Opening track "Cold Outside" is a straightforward rock song with a memorable chorus that sets the pace of the album nicely, but won't win any Grammys. But things pick up with second track "America", which seems to take the interesting approach of using America-centric imagery as the basis for a love song. The sparse verse is catchy, and the song would be perfect if it wasn't for a dragged-out finish. The ending sounds over-produced with overlapping vocals, and this spoils the bare-bones feel the album has going for it up to this point. However, fear not, as this is the only moment of filler/misstep of the album.
Third track "Be Still" is a down-tempo number which comes alive in the chorus. The melancholy meter registers full, but the song structures and lyrics are so simple that it doesn't feel forced. Fourth track "Heartache" is where the album strays most into MxPx territory with a fairly fast tempo and aggressive guitars and vocals, but the long snare rolls in the verse don't feel like something you'd find in an MxPx song and pull the song back into Arthur mode.
The instrumentation on Watch the Years Crawl By isn't technically impressive, but it is solid, and tighter than Loneliness Is Bliss.
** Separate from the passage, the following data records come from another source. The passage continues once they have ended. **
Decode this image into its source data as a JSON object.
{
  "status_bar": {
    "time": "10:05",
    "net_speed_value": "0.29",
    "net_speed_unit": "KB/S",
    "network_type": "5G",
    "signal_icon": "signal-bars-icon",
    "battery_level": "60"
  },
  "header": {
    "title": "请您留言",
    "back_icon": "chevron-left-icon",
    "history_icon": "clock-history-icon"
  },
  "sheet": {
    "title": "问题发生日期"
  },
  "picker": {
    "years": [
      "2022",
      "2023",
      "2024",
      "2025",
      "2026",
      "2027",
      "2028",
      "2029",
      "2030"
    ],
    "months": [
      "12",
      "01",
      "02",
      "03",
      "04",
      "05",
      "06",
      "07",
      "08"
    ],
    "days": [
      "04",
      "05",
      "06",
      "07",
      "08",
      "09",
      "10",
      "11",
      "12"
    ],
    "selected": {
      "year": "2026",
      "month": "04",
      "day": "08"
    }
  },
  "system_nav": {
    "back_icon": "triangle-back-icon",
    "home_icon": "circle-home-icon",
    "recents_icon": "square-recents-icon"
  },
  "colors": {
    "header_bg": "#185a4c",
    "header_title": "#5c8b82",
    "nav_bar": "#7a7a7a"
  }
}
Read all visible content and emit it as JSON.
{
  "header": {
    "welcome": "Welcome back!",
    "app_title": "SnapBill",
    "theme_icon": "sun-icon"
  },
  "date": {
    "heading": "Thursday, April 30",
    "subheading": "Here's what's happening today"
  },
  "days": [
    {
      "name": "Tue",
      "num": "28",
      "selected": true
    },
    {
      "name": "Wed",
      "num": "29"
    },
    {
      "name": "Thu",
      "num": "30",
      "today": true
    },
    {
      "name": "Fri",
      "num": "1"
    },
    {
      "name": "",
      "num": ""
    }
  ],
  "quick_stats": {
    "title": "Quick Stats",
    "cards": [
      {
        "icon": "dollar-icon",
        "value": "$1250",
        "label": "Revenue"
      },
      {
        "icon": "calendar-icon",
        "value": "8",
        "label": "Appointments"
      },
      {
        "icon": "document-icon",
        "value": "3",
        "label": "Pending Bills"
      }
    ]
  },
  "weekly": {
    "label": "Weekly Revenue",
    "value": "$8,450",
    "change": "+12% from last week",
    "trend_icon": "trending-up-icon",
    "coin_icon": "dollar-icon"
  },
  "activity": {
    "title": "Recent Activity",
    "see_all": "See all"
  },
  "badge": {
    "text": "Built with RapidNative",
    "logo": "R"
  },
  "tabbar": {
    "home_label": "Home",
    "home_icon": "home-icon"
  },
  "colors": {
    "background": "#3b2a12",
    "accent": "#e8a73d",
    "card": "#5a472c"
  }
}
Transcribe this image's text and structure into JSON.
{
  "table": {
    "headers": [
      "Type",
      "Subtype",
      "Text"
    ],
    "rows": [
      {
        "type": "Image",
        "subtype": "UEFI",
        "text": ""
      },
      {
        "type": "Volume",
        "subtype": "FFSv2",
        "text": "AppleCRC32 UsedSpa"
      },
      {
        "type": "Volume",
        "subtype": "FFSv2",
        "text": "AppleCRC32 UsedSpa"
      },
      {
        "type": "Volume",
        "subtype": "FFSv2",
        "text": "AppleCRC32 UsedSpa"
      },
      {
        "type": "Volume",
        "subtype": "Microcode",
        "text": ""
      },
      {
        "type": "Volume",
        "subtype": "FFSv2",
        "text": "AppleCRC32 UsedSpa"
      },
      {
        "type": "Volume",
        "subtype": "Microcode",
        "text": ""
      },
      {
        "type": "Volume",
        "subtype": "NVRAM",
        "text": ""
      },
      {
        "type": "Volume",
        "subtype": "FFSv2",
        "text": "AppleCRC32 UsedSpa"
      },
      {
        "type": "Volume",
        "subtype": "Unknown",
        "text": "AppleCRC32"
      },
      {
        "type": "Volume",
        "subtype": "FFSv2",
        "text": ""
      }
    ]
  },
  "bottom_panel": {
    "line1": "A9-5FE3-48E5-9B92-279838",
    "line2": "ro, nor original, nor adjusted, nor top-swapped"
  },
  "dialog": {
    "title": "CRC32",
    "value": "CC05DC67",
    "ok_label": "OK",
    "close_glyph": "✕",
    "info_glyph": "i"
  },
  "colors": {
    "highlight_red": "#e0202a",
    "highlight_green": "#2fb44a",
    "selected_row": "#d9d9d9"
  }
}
Yuri Ruley's straight-to-the-point drumming is a pleasure as ever, and the softly picked guitars roll the listener over and over rather than pummel you like an MxPx song might do.
"To Have and to Hold" starts off acoustic, but the rest of the band slowly join in, and a song which could have easily been drawn out finishes at a respectable 2:44. With its country stylings, "Tie Me to You" sounds like something from Herrera's third side project, Tumbledown, but seems 10 times less fake and is much better than anything I've heard come out of that project. "Thought a Lot" is a re-recording of the opening track from Loneliness Is Bliss, but this time without the jarring vocal discord that seems to kick off the original, and some minor adjustments and extra harmonies polish the song up even further.
Arthur have said that they are inspired by "a love of '50s doo-wop tunes" and there's a vague theme of that era throughout the whole album, but "Out of the Blue" shows this influence most strongly. Musically, tonally and lyrically this song sounds like something you might have heard on '50s radio, and for me it's one of the standout tracks of the album. "Fortissimo" is the album's darkest five minutes, but things finish on a more upbeat note with "You Bring Me to My Knees" and then "I Still Haven't Reached You", which utilizes well the organs which have been creeping into MxPx's albums over the last few years.
It's hard to find too many faults with the album musically, but the artwork is a bit of a letdown. The art for their previous EP was nothing special, but it fit the vibe of the record. The artwork for Watch the Years Crawl By looks cheap, and for a band with MxPx's budget, could be better.
In summary, MxPx have dabbled in so many sounds throughout the years that this release could have gone in multiple directions, but having 11 years of material to choose from really shows: This is the most solid, consistent release MxPx or Arthur have made in a while. The album lacks the speed and energy of MxPx, but it doesn't sound restrained or weak–it just seems to suit the band when you consider their age. This isn't hard, heavy or fast, but it is a collection of well-written songs that shows the band can still write great music.